◆ Directions for this task
Reproduce each line of the entries that carries "screenshot".

[Data provided Boundary: Start]

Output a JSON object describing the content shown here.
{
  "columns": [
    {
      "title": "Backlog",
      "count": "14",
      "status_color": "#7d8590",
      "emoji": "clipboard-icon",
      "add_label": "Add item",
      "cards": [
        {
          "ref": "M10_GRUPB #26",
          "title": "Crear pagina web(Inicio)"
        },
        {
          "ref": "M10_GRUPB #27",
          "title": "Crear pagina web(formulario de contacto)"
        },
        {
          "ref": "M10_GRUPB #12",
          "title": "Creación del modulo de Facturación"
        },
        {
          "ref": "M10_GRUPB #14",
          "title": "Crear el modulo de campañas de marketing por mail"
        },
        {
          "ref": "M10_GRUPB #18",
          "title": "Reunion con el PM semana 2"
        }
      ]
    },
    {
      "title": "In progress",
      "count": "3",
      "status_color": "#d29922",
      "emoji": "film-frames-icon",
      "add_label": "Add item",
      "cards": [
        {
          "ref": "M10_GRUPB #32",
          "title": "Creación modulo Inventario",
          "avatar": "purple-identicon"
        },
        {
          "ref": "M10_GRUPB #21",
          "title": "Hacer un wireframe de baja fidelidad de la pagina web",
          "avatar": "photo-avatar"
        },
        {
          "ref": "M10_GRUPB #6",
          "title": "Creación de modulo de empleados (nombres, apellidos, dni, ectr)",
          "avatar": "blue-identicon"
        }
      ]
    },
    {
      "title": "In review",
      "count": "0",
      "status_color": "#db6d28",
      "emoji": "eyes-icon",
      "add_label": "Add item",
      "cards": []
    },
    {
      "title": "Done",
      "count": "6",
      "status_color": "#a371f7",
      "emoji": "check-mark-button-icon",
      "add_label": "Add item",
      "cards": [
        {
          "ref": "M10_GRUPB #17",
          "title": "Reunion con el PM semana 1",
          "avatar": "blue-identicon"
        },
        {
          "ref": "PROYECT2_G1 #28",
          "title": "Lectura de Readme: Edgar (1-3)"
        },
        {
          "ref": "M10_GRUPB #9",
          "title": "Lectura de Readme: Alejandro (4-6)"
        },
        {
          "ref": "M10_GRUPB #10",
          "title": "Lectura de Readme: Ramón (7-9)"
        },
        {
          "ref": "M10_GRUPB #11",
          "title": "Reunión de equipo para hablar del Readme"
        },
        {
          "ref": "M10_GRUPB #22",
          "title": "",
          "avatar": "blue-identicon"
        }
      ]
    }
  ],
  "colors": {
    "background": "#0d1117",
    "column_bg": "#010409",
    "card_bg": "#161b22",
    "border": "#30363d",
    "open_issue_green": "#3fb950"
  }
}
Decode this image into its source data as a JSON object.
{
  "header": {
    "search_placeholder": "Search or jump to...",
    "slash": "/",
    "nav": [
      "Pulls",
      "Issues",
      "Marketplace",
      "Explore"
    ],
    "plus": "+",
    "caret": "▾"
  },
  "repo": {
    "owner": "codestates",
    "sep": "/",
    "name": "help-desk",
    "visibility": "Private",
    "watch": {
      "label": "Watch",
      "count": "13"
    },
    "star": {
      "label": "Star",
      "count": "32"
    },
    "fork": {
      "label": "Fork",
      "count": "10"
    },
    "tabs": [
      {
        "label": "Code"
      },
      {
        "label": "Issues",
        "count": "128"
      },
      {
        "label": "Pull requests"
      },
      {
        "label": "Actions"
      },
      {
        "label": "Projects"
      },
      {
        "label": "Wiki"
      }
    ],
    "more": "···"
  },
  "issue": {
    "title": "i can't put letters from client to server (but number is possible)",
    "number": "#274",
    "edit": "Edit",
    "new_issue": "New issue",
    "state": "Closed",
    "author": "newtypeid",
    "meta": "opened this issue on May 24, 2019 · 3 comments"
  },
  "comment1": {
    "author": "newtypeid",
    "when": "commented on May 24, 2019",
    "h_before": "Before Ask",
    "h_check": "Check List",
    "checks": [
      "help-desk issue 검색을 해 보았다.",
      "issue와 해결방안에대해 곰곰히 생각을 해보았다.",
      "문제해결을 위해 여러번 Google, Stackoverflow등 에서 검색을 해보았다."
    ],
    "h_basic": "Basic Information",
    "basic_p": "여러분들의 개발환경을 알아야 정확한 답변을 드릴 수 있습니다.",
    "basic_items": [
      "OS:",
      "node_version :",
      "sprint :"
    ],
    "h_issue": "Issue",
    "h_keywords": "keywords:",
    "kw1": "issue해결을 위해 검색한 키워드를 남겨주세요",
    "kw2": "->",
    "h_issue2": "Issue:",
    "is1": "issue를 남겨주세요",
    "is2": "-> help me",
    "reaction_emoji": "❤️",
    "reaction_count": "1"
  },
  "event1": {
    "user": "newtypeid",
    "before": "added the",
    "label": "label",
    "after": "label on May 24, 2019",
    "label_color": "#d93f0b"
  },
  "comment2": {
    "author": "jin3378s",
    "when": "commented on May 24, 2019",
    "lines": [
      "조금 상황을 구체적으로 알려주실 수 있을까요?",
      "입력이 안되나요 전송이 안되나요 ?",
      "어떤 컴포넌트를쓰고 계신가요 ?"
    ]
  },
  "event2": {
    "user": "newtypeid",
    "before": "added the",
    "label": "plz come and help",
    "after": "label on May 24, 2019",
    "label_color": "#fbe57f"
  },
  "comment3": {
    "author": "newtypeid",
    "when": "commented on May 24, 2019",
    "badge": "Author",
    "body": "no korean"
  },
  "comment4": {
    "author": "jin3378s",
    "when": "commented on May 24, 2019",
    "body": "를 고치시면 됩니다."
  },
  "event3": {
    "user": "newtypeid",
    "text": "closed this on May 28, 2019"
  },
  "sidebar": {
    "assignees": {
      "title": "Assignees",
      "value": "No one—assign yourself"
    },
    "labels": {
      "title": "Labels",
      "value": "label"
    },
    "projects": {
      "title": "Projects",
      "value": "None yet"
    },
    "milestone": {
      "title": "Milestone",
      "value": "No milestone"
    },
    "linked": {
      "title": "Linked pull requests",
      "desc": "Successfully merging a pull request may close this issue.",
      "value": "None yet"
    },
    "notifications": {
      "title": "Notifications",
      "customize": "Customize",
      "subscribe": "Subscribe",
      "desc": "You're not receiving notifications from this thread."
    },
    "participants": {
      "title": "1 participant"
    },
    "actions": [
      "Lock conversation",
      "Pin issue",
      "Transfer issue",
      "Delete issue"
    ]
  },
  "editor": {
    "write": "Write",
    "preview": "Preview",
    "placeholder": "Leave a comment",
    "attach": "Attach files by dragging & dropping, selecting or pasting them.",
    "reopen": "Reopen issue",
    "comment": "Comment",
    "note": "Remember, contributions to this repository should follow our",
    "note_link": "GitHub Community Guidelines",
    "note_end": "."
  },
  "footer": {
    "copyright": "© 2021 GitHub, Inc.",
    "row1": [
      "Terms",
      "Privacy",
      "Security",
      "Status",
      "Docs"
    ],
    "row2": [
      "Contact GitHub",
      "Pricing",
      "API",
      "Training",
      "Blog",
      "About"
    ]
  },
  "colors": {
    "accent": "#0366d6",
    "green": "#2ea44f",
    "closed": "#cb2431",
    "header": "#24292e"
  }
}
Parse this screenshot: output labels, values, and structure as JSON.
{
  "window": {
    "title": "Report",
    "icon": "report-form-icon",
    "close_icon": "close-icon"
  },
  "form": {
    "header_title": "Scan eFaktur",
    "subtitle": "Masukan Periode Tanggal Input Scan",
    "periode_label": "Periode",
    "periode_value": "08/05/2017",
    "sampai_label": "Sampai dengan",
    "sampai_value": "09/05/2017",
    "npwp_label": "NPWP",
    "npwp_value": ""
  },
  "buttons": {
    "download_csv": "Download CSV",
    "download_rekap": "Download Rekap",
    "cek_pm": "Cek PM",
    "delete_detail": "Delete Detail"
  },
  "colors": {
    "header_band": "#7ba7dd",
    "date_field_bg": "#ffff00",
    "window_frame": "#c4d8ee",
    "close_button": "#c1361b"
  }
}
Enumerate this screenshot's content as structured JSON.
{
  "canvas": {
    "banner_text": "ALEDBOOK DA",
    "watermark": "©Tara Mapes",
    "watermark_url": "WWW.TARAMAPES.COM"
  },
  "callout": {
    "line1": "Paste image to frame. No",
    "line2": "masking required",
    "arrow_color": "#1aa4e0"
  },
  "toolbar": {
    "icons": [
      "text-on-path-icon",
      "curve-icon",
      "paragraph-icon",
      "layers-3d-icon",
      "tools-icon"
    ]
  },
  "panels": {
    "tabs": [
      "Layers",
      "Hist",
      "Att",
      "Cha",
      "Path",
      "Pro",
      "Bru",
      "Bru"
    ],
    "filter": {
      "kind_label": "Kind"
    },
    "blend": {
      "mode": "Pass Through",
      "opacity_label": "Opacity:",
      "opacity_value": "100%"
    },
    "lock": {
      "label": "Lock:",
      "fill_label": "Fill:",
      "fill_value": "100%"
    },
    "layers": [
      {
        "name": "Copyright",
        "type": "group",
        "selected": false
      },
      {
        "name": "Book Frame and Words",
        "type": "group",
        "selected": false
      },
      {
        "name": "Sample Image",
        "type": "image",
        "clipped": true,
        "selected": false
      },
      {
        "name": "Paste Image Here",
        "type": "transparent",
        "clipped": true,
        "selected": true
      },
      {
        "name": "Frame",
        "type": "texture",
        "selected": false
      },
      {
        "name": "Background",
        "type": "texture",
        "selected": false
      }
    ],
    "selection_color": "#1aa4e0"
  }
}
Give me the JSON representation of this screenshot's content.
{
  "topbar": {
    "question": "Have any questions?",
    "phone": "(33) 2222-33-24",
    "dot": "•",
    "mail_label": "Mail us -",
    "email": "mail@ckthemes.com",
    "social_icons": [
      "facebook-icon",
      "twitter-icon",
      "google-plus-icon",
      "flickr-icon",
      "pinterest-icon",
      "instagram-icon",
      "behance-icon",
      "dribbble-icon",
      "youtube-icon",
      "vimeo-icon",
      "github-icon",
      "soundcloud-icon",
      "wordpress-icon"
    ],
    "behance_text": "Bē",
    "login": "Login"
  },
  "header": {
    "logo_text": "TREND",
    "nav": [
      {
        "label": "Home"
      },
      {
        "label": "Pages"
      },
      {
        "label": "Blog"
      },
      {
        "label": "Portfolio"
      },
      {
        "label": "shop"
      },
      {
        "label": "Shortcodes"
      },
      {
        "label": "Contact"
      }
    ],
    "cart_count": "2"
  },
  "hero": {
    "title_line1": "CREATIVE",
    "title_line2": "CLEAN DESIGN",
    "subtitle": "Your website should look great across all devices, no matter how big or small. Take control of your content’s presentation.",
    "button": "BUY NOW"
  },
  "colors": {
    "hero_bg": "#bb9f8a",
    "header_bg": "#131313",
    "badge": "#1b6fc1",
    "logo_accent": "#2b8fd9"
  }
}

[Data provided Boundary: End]

◆ Output of the task
Parse this screenshot: output labels, values, and structure as JSON.
Enumerate this screenshot's content as structured JSON.
Give me the JSON representation of this screenshot's content.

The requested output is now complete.